WORK TO BE COMPLETED: Across the entries below, how many lines contain the string "this"? Give only the count.

(Dataset rows for apps and sites)
####
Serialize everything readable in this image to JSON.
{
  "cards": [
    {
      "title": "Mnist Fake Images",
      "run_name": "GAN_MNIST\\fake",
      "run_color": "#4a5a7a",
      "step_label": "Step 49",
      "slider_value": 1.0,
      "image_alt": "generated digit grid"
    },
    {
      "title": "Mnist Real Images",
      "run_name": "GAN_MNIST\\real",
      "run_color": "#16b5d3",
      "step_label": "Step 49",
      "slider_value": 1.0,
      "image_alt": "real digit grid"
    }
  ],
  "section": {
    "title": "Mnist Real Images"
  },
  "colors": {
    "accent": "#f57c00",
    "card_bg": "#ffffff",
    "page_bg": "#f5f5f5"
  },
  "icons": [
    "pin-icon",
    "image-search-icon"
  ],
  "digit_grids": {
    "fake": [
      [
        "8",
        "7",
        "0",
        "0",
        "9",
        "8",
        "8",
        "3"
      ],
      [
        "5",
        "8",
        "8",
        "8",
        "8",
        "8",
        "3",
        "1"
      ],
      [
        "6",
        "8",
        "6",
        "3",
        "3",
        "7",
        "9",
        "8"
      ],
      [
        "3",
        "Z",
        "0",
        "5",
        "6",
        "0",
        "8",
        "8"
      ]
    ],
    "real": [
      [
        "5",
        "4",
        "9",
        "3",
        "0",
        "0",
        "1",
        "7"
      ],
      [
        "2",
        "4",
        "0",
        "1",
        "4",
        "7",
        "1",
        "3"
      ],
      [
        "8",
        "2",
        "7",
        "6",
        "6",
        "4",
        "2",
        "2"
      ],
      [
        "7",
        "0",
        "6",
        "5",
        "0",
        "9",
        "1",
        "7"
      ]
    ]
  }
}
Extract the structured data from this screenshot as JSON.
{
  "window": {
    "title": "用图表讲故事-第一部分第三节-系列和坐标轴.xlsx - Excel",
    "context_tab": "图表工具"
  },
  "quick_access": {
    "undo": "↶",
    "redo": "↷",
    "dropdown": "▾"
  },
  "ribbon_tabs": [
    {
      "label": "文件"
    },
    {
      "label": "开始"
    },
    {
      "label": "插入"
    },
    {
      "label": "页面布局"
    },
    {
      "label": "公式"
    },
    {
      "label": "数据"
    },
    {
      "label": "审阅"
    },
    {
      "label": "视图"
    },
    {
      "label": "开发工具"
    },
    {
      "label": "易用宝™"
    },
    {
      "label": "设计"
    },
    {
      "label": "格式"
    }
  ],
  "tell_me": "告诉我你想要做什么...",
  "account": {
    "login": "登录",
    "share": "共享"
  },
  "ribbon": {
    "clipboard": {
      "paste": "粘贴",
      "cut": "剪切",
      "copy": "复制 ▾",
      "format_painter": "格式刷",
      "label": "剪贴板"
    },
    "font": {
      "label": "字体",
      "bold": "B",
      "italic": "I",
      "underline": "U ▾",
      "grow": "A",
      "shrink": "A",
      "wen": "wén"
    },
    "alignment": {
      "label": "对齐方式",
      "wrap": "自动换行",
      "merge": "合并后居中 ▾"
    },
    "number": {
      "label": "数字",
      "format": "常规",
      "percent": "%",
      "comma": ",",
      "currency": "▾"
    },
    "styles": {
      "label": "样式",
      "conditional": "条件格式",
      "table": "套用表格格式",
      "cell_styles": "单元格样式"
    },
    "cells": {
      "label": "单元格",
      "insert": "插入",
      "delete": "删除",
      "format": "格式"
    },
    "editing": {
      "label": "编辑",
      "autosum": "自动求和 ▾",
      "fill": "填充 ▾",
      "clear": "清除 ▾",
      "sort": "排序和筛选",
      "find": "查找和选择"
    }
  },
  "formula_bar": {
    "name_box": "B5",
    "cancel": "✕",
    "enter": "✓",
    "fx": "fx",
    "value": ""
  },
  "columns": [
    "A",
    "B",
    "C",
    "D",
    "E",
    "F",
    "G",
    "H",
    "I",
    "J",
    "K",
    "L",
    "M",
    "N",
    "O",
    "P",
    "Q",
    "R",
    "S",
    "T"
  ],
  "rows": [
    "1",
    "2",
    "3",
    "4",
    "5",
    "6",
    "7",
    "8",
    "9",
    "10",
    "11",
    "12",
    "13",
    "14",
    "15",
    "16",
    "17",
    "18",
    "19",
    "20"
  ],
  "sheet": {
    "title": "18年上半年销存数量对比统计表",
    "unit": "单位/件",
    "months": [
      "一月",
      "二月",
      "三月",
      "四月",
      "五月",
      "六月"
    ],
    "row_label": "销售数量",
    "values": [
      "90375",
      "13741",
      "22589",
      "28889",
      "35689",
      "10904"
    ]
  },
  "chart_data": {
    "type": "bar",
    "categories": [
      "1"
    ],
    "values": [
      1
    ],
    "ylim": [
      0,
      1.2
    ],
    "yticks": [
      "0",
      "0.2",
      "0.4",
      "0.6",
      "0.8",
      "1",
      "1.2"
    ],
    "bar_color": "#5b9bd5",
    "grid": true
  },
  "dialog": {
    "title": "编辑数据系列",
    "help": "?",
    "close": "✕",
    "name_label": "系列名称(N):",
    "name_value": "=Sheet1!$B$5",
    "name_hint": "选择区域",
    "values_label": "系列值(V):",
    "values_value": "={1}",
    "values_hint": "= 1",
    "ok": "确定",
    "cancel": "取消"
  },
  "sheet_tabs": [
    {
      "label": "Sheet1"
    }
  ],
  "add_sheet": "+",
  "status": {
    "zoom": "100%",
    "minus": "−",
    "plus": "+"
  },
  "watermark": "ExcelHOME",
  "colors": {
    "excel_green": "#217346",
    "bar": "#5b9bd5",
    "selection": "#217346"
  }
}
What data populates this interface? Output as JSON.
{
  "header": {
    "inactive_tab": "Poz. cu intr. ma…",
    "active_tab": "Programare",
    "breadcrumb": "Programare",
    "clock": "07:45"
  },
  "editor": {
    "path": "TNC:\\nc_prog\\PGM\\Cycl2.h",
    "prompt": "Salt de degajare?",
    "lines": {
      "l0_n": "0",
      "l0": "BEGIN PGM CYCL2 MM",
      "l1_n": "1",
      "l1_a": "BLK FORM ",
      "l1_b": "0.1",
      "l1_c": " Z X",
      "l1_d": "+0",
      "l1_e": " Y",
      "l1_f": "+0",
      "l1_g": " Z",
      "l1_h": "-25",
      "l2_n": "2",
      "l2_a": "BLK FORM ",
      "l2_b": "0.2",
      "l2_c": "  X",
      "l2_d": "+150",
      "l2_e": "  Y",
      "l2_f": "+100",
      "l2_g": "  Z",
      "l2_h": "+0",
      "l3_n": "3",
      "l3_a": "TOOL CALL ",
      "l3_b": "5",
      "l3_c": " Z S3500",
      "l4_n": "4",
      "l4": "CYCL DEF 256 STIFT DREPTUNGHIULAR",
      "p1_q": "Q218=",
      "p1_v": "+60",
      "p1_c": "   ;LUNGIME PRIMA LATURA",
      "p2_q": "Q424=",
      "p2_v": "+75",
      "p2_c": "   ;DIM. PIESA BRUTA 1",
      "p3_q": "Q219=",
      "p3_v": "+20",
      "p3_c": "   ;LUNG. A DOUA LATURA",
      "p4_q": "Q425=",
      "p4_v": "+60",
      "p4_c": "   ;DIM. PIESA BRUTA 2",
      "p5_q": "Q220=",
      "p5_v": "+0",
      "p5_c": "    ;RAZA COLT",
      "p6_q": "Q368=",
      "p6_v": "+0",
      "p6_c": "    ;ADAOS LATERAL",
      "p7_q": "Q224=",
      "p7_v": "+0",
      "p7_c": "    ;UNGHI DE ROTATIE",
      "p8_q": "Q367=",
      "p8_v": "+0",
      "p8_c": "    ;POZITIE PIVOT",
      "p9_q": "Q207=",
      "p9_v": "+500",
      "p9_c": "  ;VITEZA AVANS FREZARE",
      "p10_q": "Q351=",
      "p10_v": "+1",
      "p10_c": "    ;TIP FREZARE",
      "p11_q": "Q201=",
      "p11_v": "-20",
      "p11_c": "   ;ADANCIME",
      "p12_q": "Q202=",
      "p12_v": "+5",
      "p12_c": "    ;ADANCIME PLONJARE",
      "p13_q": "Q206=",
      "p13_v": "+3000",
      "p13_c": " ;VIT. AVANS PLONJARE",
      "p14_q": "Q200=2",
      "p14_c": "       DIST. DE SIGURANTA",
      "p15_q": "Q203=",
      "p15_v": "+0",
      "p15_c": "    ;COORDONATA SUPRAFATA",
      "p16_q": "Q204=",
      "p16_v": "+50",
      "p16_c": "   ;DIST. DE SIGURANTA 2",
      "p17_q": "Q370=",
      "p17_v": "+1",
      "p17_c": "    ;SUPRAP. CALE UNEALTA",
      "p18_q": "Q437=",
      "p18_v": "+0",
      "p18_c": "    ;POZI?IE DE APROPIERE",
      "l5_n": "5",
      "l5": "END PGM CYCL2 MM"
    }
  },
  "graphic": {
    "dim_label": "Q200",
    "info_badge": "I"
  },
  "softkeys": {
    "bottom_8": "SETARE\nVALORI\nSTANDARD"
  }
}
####
SOLVED EXERCISE: 3